The task —
Print the records exactly as written, and let no picture into the answer.

(Stored items from a collection)

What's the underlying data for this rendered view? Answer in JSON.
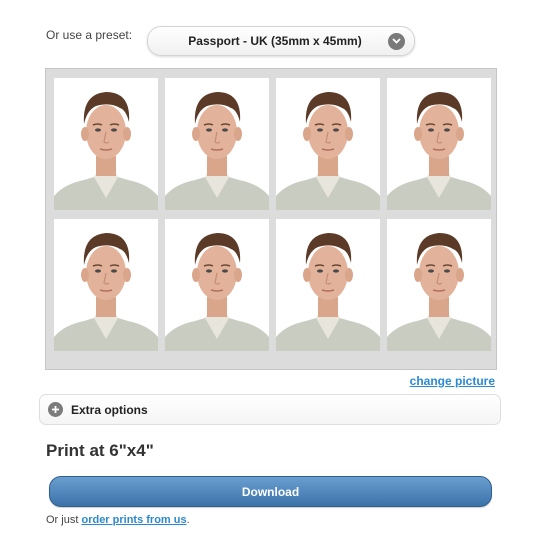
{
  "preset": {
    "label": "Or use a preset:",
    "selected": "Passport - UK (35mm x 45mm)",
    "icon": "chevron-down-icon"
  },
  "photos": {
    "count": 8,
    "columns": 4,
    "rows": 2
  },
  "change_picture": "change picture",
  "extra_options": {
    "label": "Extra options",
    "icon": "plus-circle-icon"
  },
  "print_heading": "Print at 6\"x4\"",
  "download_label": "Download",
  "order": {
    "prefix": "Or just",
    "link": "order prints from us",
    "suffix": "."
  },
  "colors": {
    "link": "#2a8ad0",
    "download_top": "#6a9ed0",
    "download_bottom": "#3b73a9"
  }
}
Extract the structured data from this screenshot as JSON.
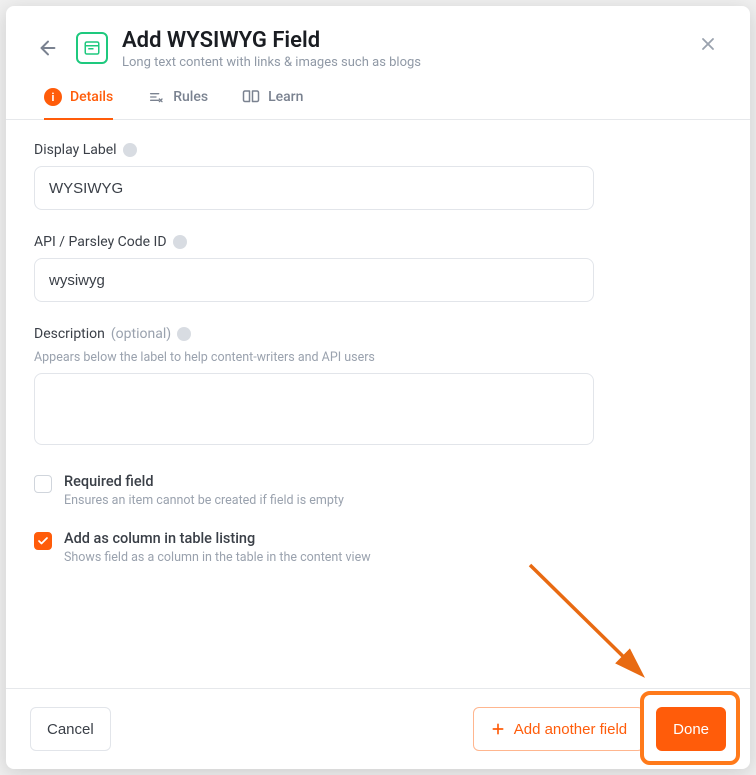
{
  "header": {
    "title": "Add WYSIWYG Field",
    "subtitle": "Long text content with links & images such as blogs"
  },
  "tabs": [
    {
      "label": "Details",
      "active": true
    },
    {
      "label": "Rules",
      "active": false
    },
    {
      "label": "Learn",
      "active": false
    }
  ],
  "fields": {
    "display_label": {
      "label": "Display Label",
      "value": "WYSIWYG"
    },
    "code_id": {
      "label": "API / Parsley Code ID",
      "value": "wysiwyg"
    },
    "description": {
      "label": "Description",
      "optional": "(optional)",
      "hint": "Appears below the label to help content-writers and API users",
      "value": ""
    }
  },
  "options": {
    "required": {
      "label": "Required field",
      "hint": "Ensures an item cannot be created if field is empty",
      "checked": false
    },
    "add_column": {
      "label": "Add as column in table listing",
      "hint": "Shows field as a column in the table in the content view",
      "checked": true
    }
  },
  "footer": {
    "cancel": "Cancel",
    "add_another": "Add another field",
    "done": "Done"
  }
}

Answer to the exercise —
What's the underlying data for this rendered view? Answer in JSON.
{
  "preset": {
    "label": "Or use a preset:",
    "selected": "Passport - UK (35mm x 45mm)",
    "icon": "chevron-down-icon"
  },
  "photos": {
    "count": 8,
    "columns": 4,
    "rows": 2
  },
  "change_picture": "change picture",
  "extra_options": {
    "label": "Extra options",
    "icon": "plus-circle-icon"
  },
  "print_heading": "Print at 6\"x4\"",
  "download_label": "Download",
  "order": {
    "prefix": "Or just",
    "link": "order prints from us",
    "suffix": "."
  },
  "colors": {
    "link": "#2a8ad0",
    "download_top": "#6a9ed0",
    "download_bottom": "#3b73a9"
  }
}
Extract the structured data from this screenshot as JSON.
{
  "header": {
    "title": "Add WYSIWYG Field",
    "subtitle": "Long text content with links & images such as blogs"
  },
  "tabs": [
    {
      "label": "Details",
      "active": true
    },
    {
      "label": "Rules",
      "active": false
    },
    {
      "label": "Learn",
      "active": false
    }
  ],
  "fields": {
    "display_label": {
      "label": "Display Label",
      "value": "WYSIWYG"
    },
    "code_id": {
      "label": "API / Parsley Code ID",
      "value": "wysiwyg"
    },
    "description": {
      "label": "Description",
      "optional": "(optional)",
      "hint": "Appears below the label to help content-writers and API users",
      "value": ""
    }
  },
  "options": {
    "required": {
      "label": "Required field",
      "hint": "Ensures an item cannot be created if field is empty",
      "checked": false
    },
    "add_column": {
      "label": "Add as column in table listing",
      "hint": "Shows field as a column in the table in the content view",
      "checked": true
    }
  },
  "footer": {
    "cancel": "Cancel",
    "add_another": "Add another field",
    "done": "Done"
  }
}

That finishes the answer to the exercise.